• Uncategorized
  • Research Trip to the Scottish Highlands

    One Porky Pilgrimage To Scotland

    With one weekend left before the Christmas rush is upon us, here at the farm, I thought that I would take a couple of days off to explore some farms in the North of Great Britain.

    Although many people would prefer to be taking a weekend break somewhere much warmer, I donned my waterproofs and long-johns and embarked upon a frosty pilgrimage up North to visit a farm specialising in raising animals of the wilder variety.
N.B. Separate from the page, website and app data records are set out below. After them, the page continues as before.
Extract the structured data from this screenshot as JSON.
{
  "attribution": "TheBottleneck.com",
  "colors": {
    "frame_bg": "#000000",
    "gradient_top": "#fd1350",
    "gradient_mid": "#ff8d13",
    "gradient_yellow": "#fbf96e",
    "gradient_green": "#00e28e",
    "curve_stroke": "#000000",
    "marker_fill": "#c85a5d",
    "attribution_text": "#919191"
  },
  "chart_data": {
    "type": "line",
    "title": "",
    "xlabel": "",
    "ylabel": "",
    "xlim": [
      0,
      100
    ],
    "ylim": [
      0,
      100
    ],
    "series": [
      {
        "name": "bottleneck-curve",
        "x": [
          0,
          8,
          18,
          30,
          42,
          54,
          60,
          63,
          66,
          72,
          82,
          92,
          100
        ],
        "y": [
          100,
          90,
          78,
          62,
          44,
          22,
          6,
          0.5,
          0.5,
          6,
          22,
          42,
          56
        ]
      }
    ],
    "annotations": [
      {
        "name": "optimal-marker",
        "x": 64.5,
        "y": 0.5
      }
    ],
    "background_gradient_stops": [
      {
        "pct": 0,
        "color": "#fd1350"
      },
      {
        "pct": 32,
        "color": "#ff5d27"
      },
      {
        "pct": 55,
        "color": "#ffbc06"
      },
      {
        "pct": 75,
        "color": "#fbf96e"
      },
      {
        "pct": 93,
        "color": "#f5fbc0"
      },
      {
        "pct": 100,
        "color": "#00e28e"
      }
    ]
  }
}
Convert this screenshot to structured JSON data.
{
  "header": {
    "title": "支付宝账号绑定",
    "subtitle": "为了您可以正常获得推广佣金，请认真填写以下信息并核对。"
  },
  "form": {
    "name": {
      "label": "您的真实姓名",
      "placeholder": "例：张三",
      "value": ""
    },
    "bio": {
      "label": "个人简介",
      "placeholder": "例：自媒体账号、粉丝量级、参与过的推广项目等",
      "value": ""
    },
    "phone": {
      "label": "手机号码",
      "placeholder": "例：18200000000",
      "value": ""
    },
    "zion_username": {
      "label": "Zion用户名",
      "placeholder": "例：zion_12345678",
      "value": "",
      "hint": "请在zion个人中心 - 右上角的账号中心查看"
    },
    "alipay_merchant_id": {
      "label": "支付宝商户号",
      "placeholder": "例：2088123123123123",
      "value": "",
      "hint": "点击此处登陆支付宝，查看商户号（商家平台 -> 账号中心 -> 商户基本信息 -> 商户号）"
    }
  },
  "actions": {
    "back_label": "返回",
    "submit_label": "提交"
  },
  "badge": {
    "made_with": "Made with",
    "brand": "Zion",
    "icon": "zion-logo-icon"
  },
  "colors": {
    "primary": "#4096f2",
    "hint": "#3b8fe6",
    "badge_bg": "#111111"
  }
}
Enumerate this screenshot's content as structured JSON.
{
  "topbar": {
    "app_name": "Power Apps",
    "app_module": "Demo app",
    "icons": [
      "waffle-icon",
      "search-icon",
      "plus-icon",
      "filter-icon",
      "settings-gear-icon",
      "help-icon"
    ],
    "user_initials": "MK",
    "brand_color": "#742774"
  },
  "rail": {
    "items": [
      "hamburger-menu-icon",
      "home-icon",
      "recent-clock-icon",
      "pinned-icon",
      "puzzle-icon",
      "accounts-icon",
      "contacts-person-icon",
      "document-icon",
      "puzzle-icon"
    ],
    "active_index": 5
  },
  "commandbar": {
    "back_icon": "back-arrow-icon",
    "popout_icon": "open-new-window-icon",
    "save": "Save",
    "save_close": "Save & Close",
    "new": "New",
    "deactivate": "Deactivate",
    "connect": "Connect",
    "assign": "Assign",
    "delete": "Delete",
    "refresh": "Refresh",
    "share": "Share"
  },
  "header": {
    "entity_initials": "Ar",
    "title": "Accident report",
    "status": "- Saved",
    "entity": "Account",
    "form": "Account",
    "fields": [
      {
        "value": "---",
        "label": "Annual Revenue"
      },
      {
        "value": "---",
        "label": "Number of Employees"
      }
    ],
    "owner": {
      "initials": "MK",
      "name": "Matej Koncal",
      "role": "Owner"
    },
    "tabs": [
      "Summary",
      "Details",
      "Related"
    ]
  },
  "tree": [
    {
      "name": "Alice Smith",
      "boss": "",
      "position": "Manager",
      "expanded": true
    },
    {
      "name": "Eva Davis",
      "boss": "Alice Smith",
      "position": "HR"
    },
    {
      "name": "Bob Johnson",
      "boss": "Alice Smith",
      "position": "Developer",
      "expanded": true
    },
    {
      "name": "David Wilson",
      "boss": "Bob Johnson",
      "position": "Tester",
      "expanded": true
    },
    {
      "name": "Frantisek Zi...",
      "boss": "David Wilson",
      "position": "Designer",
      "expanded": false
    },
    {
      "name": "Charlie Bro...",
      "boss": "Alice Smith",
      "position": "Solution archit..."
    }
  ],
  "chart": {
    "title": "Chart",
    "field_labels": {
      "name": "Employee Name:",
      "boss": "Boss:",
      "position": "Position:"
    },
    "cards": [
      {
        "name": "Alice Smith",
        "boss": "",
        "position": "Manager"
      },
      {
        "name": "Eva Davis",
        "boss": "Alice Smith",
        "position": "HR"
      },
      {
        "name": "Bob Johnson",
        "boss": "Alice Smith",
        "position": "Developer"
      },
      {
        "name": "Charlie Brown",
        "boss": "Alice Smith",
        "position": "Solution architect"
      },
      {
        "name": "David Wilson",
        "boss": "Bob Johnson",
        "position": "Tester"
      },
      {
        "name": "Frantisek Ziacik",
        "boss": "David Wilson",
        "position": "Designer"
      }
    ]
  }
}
    The relationship between Scotland and Pork is a slightly strained one. Scottish Historian and Anthropologist Donald Mackenzie famously coined the concept of the ‘Scottish Pork Taboo’. Despite archaeological evidence of pigs being eaten in Scotland, Mackenzie insisted that there was a cultural abhorrence of pork that still existed in modern society. Any prejudice that might have existed in the past has now been safely discarded, however, and Wild Farm (situated on the Crown Estate in Glenlivet) is a farm that is proudly proving that by producing high quality pork with a difference.

    Before visiting the farmers  at Glenlivet, I had an appointment with a plate of Slow-cooked Pork Belly at the Culloden House Hotel, Inverness. A four star hotel that has been crowned with two Rosettes for it’s refined British classics, Culloden House is a grand stately home just a stone’s throw away from Inverness.

    After a long, long drive up from Essex; I was grateful for the wonderful service and glad that I’d dressed smart – a high class establishment through and through, I would’ve felt a little out of place in my farming get-up!

    After a very civilised lunch, I drove down to the lodge that I’d booked a few days prior. Highland Heather Lodges (http://www.highlandheatherlodges.co.uk/) provide luxury self-catered accommodation in the heart of Scotland’s gorgeous countryside.

    When I arrived, the sun had long set, so it wasn’t until the morning that I could fully appreciate the awesome views that surrounded the small collection of lodges. Massive lakes, trees and mountains all collected in one vista. It was a shame to only stay there for the one night, but time was pressing and I was to yet arrive at my destination.

    After a comfortable night’s stay, I headed down into the Highlands proper to meet the passionate farmers at Wild Farm. Although they initially made their money raising Reindeer, these noble creatures are now kept as display animals only. Although Britain has been treated to slightly warmer weather this December, the winds still felt pretty icy up on the hills of the Crown Estate. After moving away from farming Reindeer for meat, the lads wanted to diversify their livestock, whilst minimising the amount of care they had to give in the frosty winters.

    As such, all the animals on the property come from hardy species requiring little maintenance and a little feeding from time to time. The Belted Galloway Cows, a Scottish breed, lives happily off the pastures of the hillside whist also providing a rich meat, deep in flavour. Their Soay Sheep are similarly thick-skinned and do not require shearing, giving them more time to look after the one animal that I was really interested in: their Wild Boars!

    Whilst researching Boars a couple of weeks ago, Wild Farm’s website proved invaluable in providing me with some great hands-on information as to the practicalities of raising Boar. Their one boar breeds with 6 sows, all through the year, providing them with a good stream of pigs to grow. Each sow provides the farm with between 8-10 piglets, these growers can be purchased at a good price, from £5.50 per kg.

    Rather than raise pure bred Wild Boar (and pay for an additional license to keep a Dangerous Wild Animal), they have elected to raise a cross of Boar and Tamworth. Similarly gamey, this cross-breed makes for rich eating with a surprisingly low-fat content. The Boar are the only animals on Wild Farm that require regular attention from the farmers. As the animals are essentially semi-domesticated, it’s important that they are regularly handled to keep them compliant with feeding and slaughtering routines. The amount of attention these animals get possibly exceeds the amount that I give my own pigs, something I might have to consider before purchasing my own sounder!

    Although, I think the lads at Wild Farm were hoping that I might leave with a couple of growers under my arms, I left empty handed.

    Boars look like a big investment in time and money, a big deision that can definitely wait until the New Year!